• WORK TO BE COMPLETED
The records below must be reproduced exactly. Strip out the pictures.

• Excerpts from an interface dataset
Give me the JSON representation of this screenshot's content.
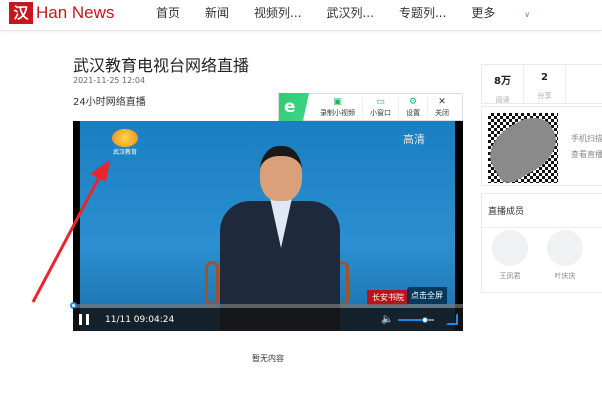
{
  "header": {
    "logo_mark": "汉",
    "logo_text": "Han News",
    "nav": [
      "首页",
      "新闻",
      "视频列...",
      "武汉列...",
      "专题列...",
      "更多"
    ]
  },
  "article": {
    "title": "武汉教育电视台网络直播",
    "date": "2021-11-25 12:04",
    "description": "24小时网络直播",
    "empty_text": "暂无内容"
  },
  "toolbar": {
    "logo": "e",
    "items": [
      {
        "label": "录制小视频",
        "icon": "video-record-icon"
      },
      {
        "label": "小窗口",
        "icon": "tv-icon"
      },
      {
        "label": "设置",
        "icon": "gear-icon"
      },
      {
        "label": "关闭",
        "icon": "close-icon"
      }
    ]
  },
  "player": {
    "station_logo": "武汉教育",
    "quality": "高清",
    "brand_logo": "长安书院",
    "fullscreen_tip": "点击全屏",
    "time": "11/11 09:04:24",
    "progress": 0,
    "volume": 0.75
  },
  "sidebar": {
    "stats": [
      {
        "value": "8万",
        "label": "阅读"
      },
      {
        "value": "2",
        "label": "分享"
      }
    ],
    "qr_lines": [
      "手机扫描",
      "查看直播"
    ],
    "members_title": "直播成员",
    "members": [
      "王凤君",
      "叶庆庆"
    ]
  },
  "colors": {
    "brand": "#c8161d",
    "accent": "#1e88e5",
    "toolbar_green": "#1fb35a"
  }
}
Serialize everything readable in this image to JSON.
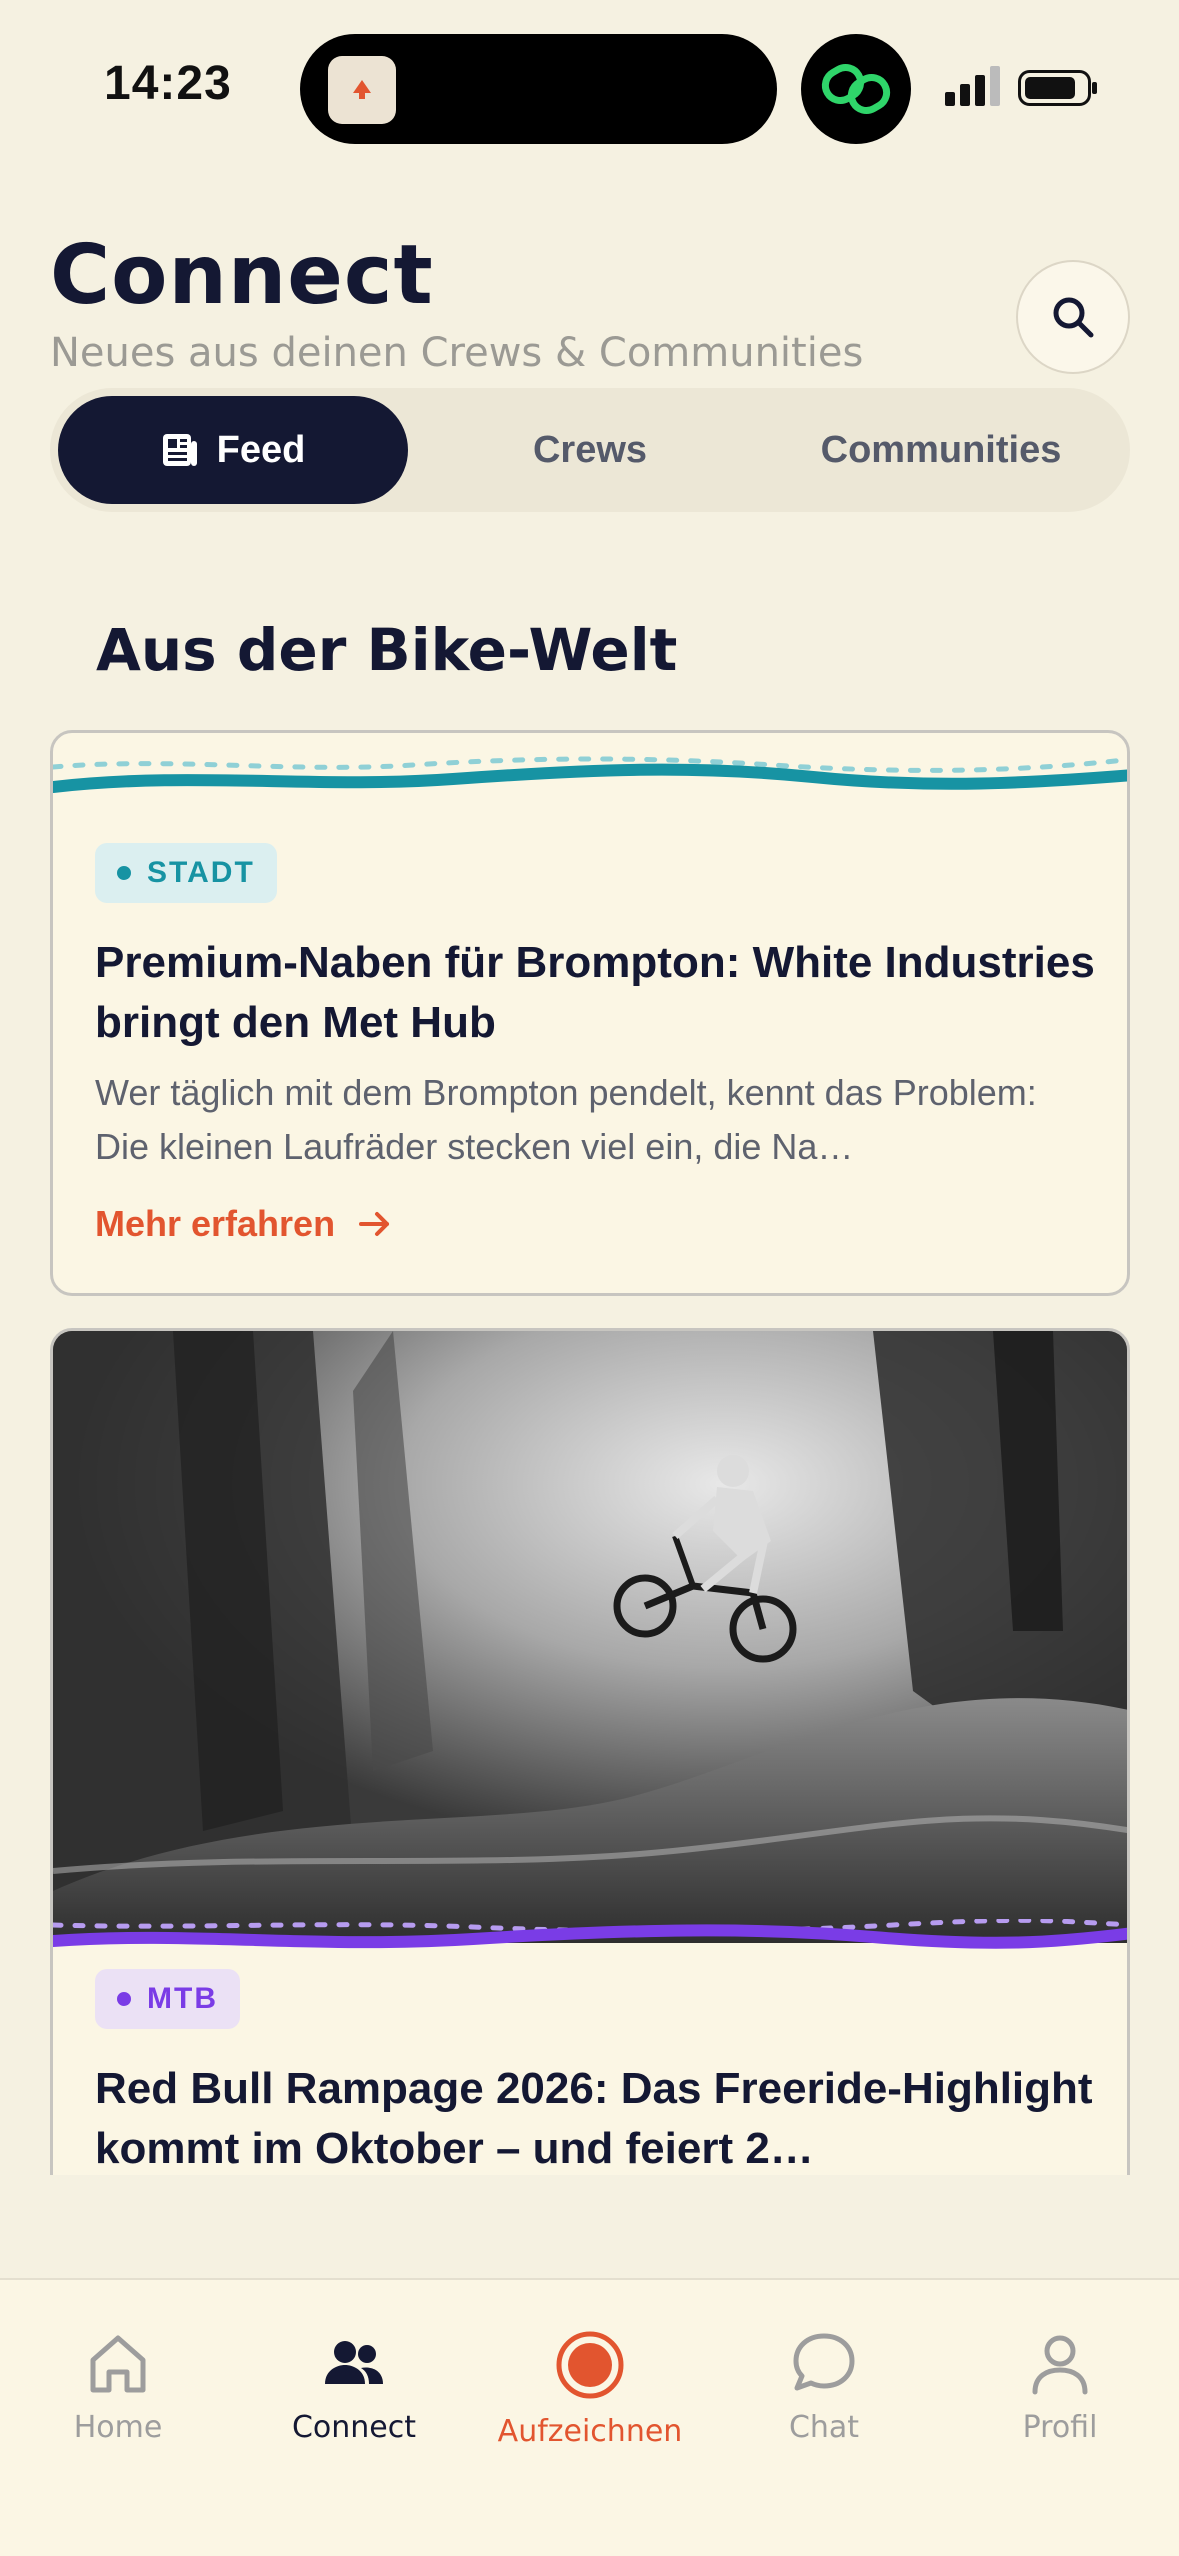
{
  "status": {
    "time": "14:23"
  },
  "header": {
    "title": "Connect",
    "subtitle": "Neues aus deinen Crews & Communities"
  },
  "tabs": [
    {
      "label": "Feed",
      "active": true
    },
    {
      "label": "Crews",
      "active": false
    },
    {
      "label": "Communities",
      "active": false
    }
  ],
  "section": {
    "title": "Aus der Bike-Welt"
  },
  "articles": [
    {
      "category": "STADT",
      "category_color": "#1793a3",
      "title": "Premium-Naben für Brompton: White Industries bringt den Met Hub",
      "excerpt": "Wer täglich mit dem Brompton pendelt, kennt das Problem: Die kleinen Laufräder stecken viel ein, die Na…",
      "cta": "Mehr erfahren"
    },
    {
      "category": "MTB",
      "category_color": "#7a3ce6",
      "title": "Red Bull Rampage 2026: Das Freeride-Highlight kommt im Oktober – und feiert 2…"
    }
  ],
  "nav": [
    {
      "label": "Home",
      "icon": "home-icon"
    },
    {
      "label": "Connect",
      "icon": "people-icon",
      "active": true
    },
    {
      "label": "Aufzeichnen",
      "icon": "record-icon"
    },
    {
      "label": "Chat",
      "icon": "chat-icon"
    },
    {
      "label": "Profil",
      "icon": "profile-icon"
    }
  ],
  "colors": {
    "accent": "#e2552f",
    "navy": "#141833",
    "background": "#f5f1e1"
  }
}
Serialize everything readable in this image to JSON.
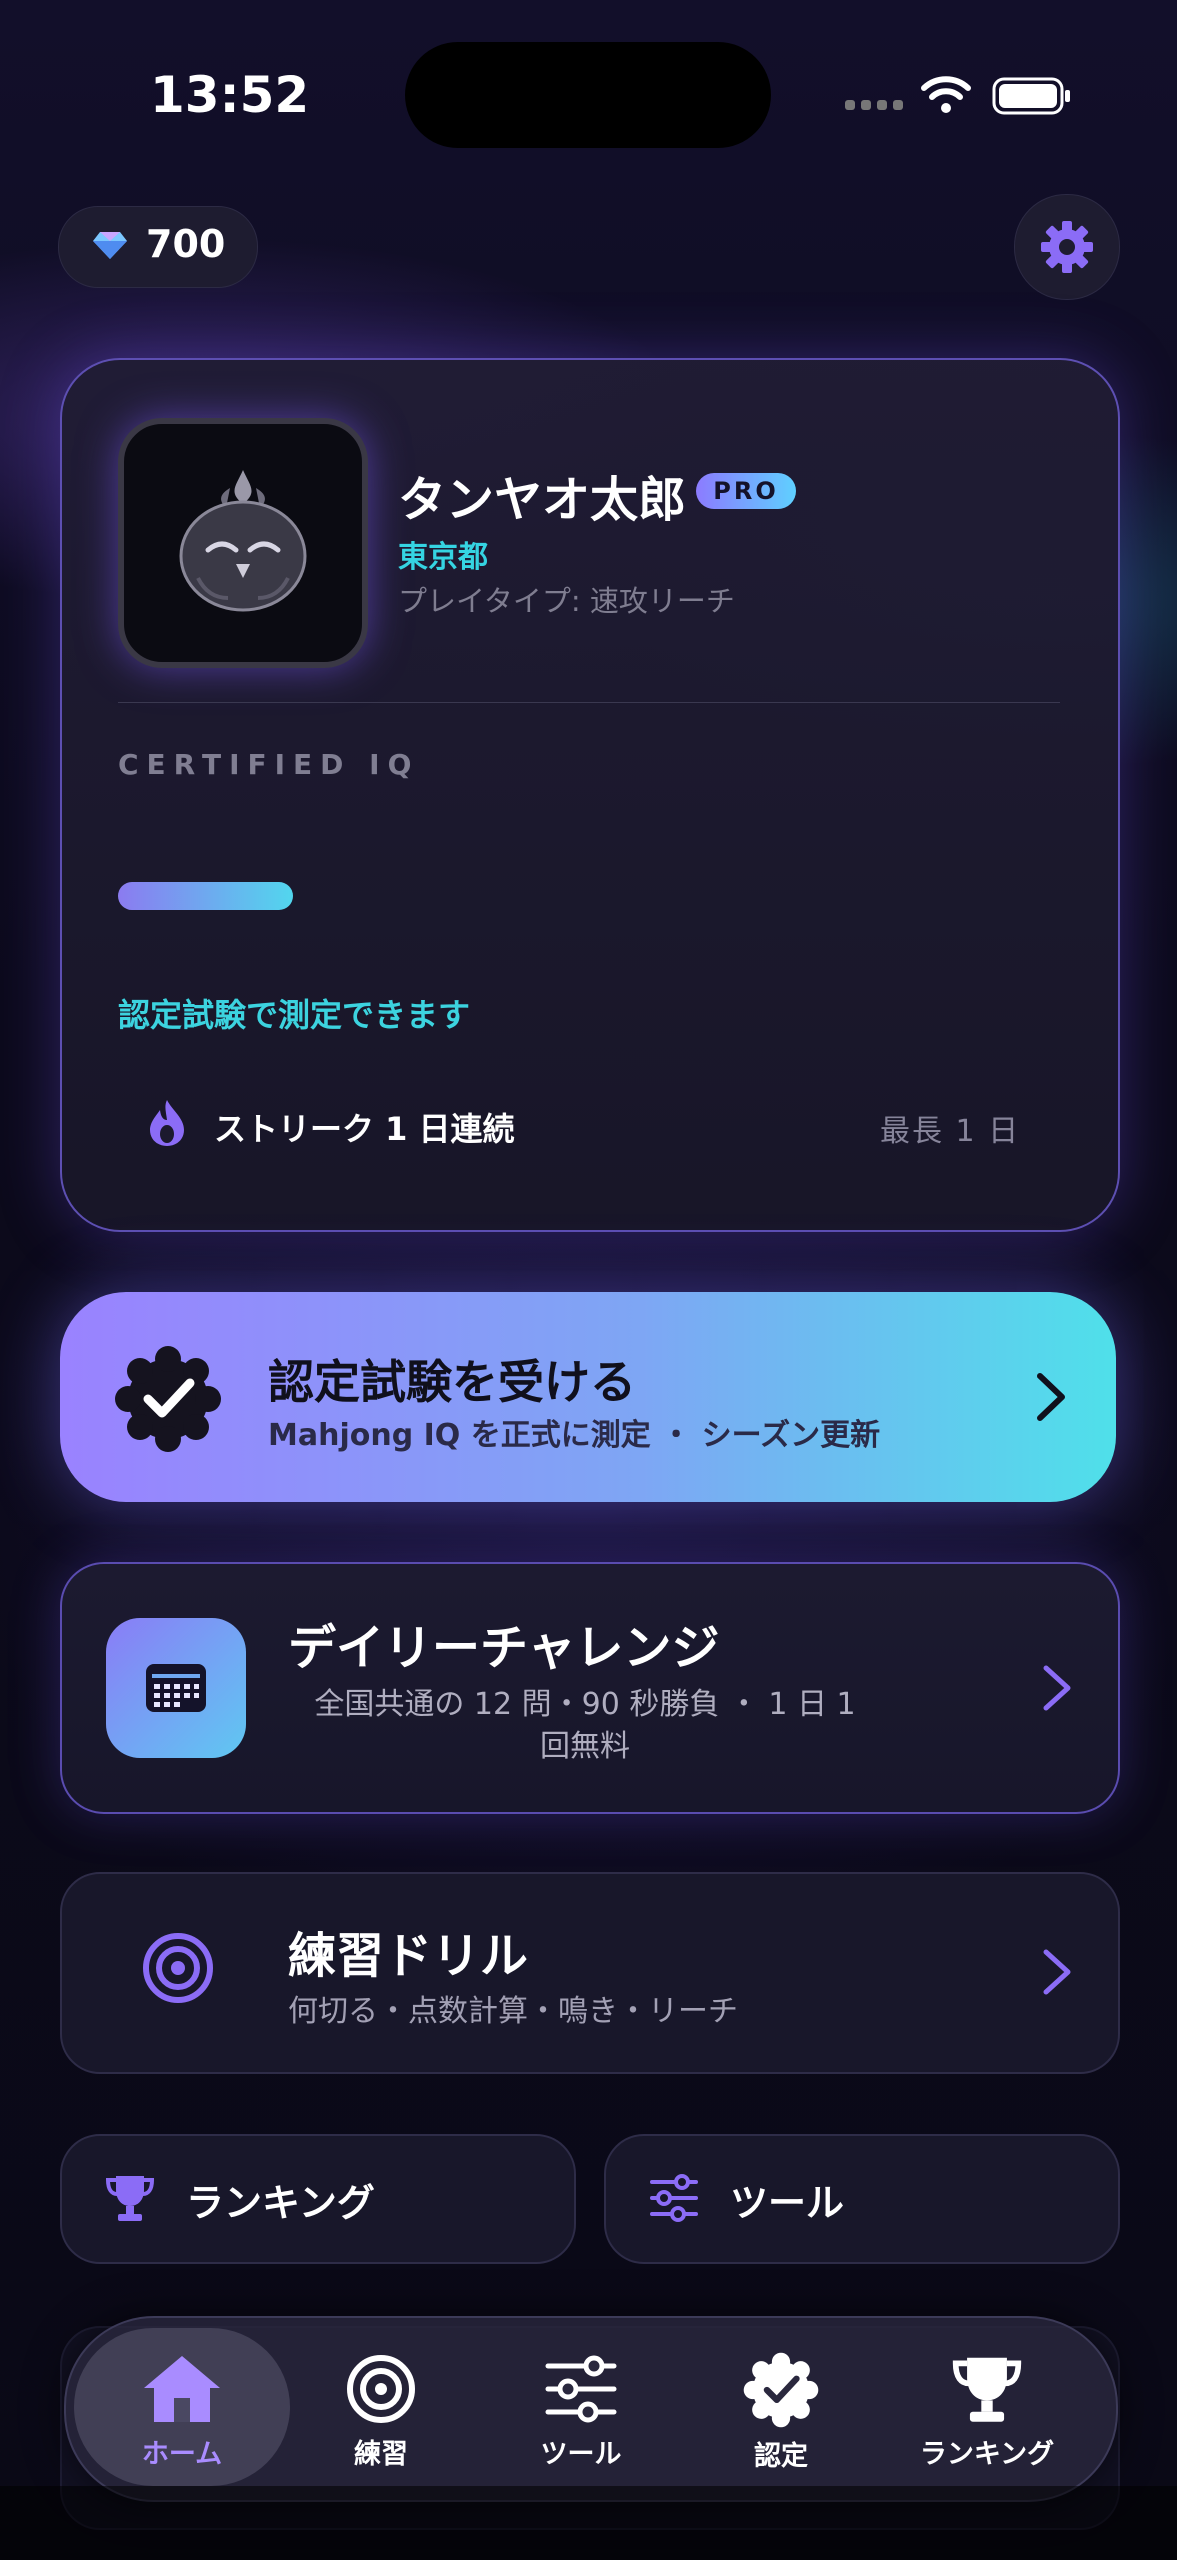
{
  "status_bar": {
    "time": "13:52"
  },
  "header": {
    "gem_count": "700",
    "gem_icon": "gem-icon",
    "settings_icon": "gear-icon"
  },
  "profile": {
    "name": "タンヤオ太郎",
    "badge": "PRO",
    "prefecture": "東京都",
    "play_type": "プレイタイプ: 速攻リーチ",
    "certified_iq_label": "CERTIFIED IQ",
    "certification_note": "認定試験で測定できます",
    "streak": "ストリーク 1 日連続",
    "best_streak": "最長  1  日"
  },
  "certification_cta": {
    "title": "認定試験を受ける",
    "subtitle": "Mahjong IQ を正式に測定 ・ シーズン更新"
  },
  "daily_challenge": {
    "title": "デイリーチャレンジ",
    "subtitle_line1": "全国共通の 12 問・90 秒勝負 ・ 1 日 1",
    "subtitle_line2": "回無料"
  },
  "drill": {
    "title": "練習ドリル",
    "subtitle": "何切る・点数計算・鳴き・リーチ"
  },
  "quick_links": {
    "ranking": "ランキング",
    "tools": "ツール"
  },
  "tab_bar": {
    "active": "home",
    "tabs": [
      {
        "id": "home",
        "label": "ホーム",
        "icon": "home-icon"
      },
      {
        "id": "practice",
        "label": "練習",
        "icon": "target-icon"
      },
      {
        "id": "tools",
        "label": "ツール",
        "icon": "sliders-icon"
      },
      {
        "id": "certification",
        "label": "認定",
        "icon": "verified-badge-icon"
      },
      {
        "id": "ranking",
        "label": "ランキング",
        "icon": "trophy-icon"
      }
    ]
  },
  "colors": {
    "accent_purple": "#8b7bf0",
    "accent_cyan": "#3cd3df",
    "background": "#0b0a18"
  }
}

• RESULT OF THE TASK
Give me the JSON representation of this screenshot's content.
{
  "header": {
    "logo_mark": "汉",
    "logo_text": "Han News",
    "nav": [
      "首页",
      "新闻",
      "视频列...",
      "武汉列...",
      "专题列...",
      "更多"
    ]
  },
  "article": {
    "title": "武汉教育电视台网络直播",
    "date": "2021-11-25 12:04",
    "description": "24小时网络直播",
    "empty_text": "暂无内容"
  },
  "toolbar": {
    "logo": "e",
    "items": [
      {
        "label": "录制小视频",
        "icon": "video-record-icon"
      },
      {
        "label": "小窗口",
        "icon": "tv-icon"
      },
      {
        "label": "设置",
        "icon": "gear-icon"
      },
      {
        "label": "关闭",
        "icon": "close-icon"
      }
    ]
  },
  "player": {
    "station_logo": "武汉教育",
    "quality": "高清",
    "brand_logo": "长安书院",
    "fullscreen_tip": "点击全屏",
    "time": "11/11 09:04:24",
    "progress": 0,
    "volume": 0.75
  },
  "sidebar": {
    "stats": [
      {
        "value": "8万",
        "label": "阅读"
      },
      {
        "value": "2",
        "label": "分享"
      }
    ],
    "qr_lines": [
      "手机扫描",
      "查看直播"
    ],
    "members_title": "直播成员",
    "members": [
      "王凤君",
      "叶庆庆"
    ]
  },
  "colors": {
    "brand": "#c8161d",
    "accent": "#1e88e5",
    "toolbar_green": "#1fb35a"
  }
}
Serialize everything readable in this image to JSON.
{
  "status": {
    "time": "14:23"
  },
  "header": {
    "title": "Connect",
    "subtitle": "Neues aus deinen Crews & Communities"
  },
  "tabs": [
    {
      "label": "Feed",
      "active": true
    },
    {
      "label": "Crews",
      "active": false
    },
    {
      "label": "Communities",
      "active": false
    }
  ],
  "section": {
    "title": "Aus der Bike-Welt"
  },
  "articles": [
    {
      "category": "STADT",
      "category_color": "#1793a3",
      "title": "Premium-Naben für Brompton: White Industries bringt den Met Hub",
      "excerpt": "Wer täglich mit dem Brompton pendelt, kennt das Problem: Die kleinen Laufräder stecken viel ein, die Na…",
      "cta": "Mehr erfahren"
    },
    {
      "category": "MTB",
      "category_color": "#7a3ce6",
      "title": "Red Bull Rampage 2026: Das Freeride-Highlight kommt im Oktober – und feiert 2…"
    }
  ],
  "nav": [
    {
      "label": "Home",
      "icon": "home-icon"
    },
    {
      "label": "Connect",
      "icon": "people-icon",
      "active": true
    },
    {
      "label": "Aufzeichnen",
      "icon": "record-icon"
    },
    {
      "label": "Chat",
      "icon": "chat-icon"
    },
    {
      "label": "Profil",
      "icon": "profile-icon"
    }
  ],
  "colors": {
    "accent": "#e2552f",
    "navy": "#141833",
    "background": "#f5f1e1"
  }
}
Serialize everything readable in this image to JSON.
{
  "status_bar": {
    "time": "13:52"
  },
  "header": {
    "gem_count": "700",
    "gem_icon": "gem-icon",
    "settings_icon": "gear-icon"
  },
  "profile": {
    "name": "タンヤオ太郎",
    "badge": "PRO",
    "prefecture": "東京都",
    "play_type": "プレイタイプ: 速攻リーチ",
    "certified_iq_label": "CERTIFIED IQ",
    "certification_note": "認定試験で測定できます",
    "streak": "ストリーク 1 日連続",
    "best_streak": "最長  1  日"
  },
  "certification_cta": {
    "title": "認定試験を受ける",
    "subtitle": "Mahjong IQ を正式に測定 ・ シーズン更新"
  },
  "daily_challenge": {
    "title": "デイリーチャレンジ",
    "subtitle_line1": "全国共通の 12 問・90 秒勝負 ・ 1 日 1",
    "subtitle_line2": "回無料"
  },
  "drill": {
    "title": "練習ドリル",
    "subtitle": "何切る・点数計算・鳴き・リーチ"
  },
  "quick_links": {
    "ranking": "ランキング",
    "tools": "ツール"
  },
  "tab_bar": {
    "active": "home",
    "tabs": [
      {
        "id": "home",
        "label": "ホーム",
        "icon": "home-icon"
      },
      {
        "id": "practice",
        "label": "練習",
        "icon": "target-icon"
      },
      {
        "id": "tools",
        "label": "ツール",
        "icon": "sliders-icon"
      },
      {
        "id": "certification",
        "label": "認定",
        "icon": "verified-badge-icon"
      },
      {
        "id": "ranking",
        "label": "ランキング",
        "icon": "trophy-icon"
      }
    ]
  },
  "colors": {
    "accent_purple": "#8b7bf0",
    "accent_cyan": "#3cd3df",
    "background": "#0b0a18"
  }
}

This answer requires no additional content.